With the East River as the backdrop and the sounds of Long Island City’s Le Nozze di Carlo playing spooky-themed music, adults and children of all ages participated in artist-led costume-making workshops, all devised to represent an interpretation on “The Wizard of Oz” at the Halloween Harvest Festival at Socrates Sculpture Park in LIC.
There was an extra limbs table where children were able to stuff batting into sleeves and rubber gloves to create limbs similar to a scarecrow’s. Children also had the opportunity to let their creativity soar and design their very own tail, with varied materials like rubber, felt and colorful thick yarn.
The animals children chose to make tails of were limitless.
“It’s ‘The Wizard of Oz’ theme, so monkeys, lions, or any animal they can think of,” said volunteer Aaron Glover, 21, a teacher’s aid at Catholic Charities who was helping kids create their pieces.
There was also the Badge of Courage station, where participants were able to use thick colored foil to emboss with a design of their choosing, with many youngsters choosing to creatively write their name.

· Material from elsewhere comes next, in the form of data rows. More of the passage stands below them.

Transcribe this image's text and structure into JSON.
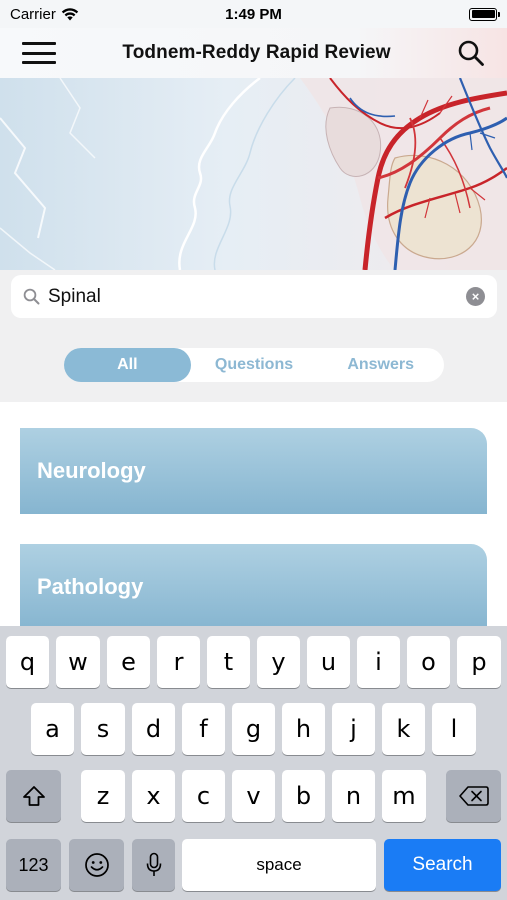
{
  "status_bar": {
    "carrier": "Carrier",
    "time": "1:49 PM"
  },
  "nav": {
    "title": "Todnem-Reddy Rapid Review"
  },
  "search": {
    "value": "Spinal"
  },
  "segments": [
    {
      "label": "All",
      "selected": true
    },
    {
      "label": "Questions",
      "selected": false
    },
    {
      "label": "Answers",
      "selected": false
    }
  ],
  "categories": [
    {
      "label": "Neurology"
    },
    {
      "label": "Pathology"
    }
  ],
  "keyboard": {
    "row1": [
      "q",
      "w",
      "e",
      "r",
      "t",
      "y",
      "u",
      "i",
      "o",
      "p"
    ],
    "row2": [
      "a",
      "s",
      "d",
      "f",
      "g",
      "h",
      "j",
      "k",
      "l"
    ],
    "row3": [
      "z",
      "x",
      "c",
      "v",
      "b",
      "n",
      "m"
    ],
    "numbers_label": "123",
    "space_label": "space",
    "action_label": "Search"
  },
  "colors": {
    "accent": "#8bbad6",
    "search_key": "#1a7cf5",
    "category_top": "#aed0e2",
    "category_bottom": "#86b5d0"
  }
}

Each creation was then pinned with ribbon for them to proudly show off and wear right away.
“I wanted to work with metal, even if it was just aluminum foil,” said artist Melissa Calderon with a smile, who happens to know a thing or two about the material. Calderon’s grand-sized installation, titled “Indivisible,” made out of weathering steel and copper, is currently on display at the park as part of the 2012 Emerging Artist Fellowship Exhibition.

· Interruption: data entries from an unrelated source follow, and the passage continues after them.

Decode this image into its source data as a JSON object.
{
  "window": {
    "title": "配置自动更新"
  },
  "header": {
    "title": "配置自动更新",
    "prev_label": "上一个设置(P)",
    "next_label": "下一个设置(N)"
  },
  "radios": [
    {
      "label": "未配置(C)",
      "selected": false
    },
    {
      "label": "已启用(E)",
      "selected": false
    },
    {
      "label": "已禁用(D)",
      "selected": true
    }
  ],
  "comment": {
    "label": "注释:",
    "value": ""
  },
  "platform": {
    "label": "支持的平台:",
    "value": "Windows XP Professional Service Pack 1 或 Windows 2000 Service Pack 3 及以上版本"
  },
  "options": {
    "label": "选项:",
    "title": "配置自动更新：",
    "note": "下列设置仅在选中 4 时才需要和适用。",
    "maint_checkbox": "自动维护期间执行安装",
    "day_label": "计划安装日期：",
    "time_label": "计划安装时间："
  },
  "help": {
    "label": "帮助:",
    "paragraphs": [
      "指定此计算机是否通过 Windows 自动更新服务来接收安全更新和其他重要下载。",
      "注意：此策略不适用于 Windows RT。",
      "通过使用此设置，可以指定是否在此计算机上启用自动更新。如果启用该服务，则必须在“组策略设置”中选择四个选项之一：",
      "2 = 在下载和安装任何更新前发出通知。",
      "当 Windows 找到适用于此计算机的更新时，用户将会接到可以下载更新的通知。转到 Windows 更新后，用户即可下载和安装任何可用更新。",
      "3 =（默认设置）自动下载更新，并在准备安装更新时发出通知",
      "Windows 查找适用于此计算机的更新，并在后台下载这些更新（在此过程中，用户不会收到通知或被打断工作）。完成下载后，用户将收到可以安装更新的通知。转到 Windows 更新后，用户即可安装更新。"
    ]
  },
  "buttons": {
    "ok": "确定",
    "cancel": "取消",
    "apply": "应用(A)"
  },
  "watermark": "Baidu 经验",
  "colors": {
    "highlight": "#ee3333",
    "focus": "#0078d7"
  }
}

Jeremy Joffee, who works with Lifespire, an organization that advocates and provides services for New Yorkers with developmental disabilities, came to the festival with Rogelio Zapata, 10, from PS 42 as part of their Saturday respite program.
“I think Rogelio enjoyed the face painting the most by far,” Joffee said.
“At first he was hesitant to do it, but then he mustered the courage. I also told him that if he did it I would do it, and I think that helped a bit,” Joffee, who’s worked for the past four years as Lifespire’s music instructor, added.
Also a part of the festivities was “Scarecrows by Thomas and Guinevere,” led by Canadian based artists Thom Sokoloski and Jenny-Anne McCowan. In this fascinating installation, scarecrows were created at a workshop in August at the park. Each scarecrow represents historically relevant and important individuals associated with Queens, as free-standing structures created to protect the spirit of Socrates Sculpture Park, such as Billie Holiday and Malcolm X.
McCowan also led a dance-along through the park, like walking along the “yellow brick road” to encourage those enjoying the festival to get up and dance too.
Free Style Arts Association was also on hand helping children create their own scarecrows with materials they provided to participants, to either take home or leave at the park on display for a few days.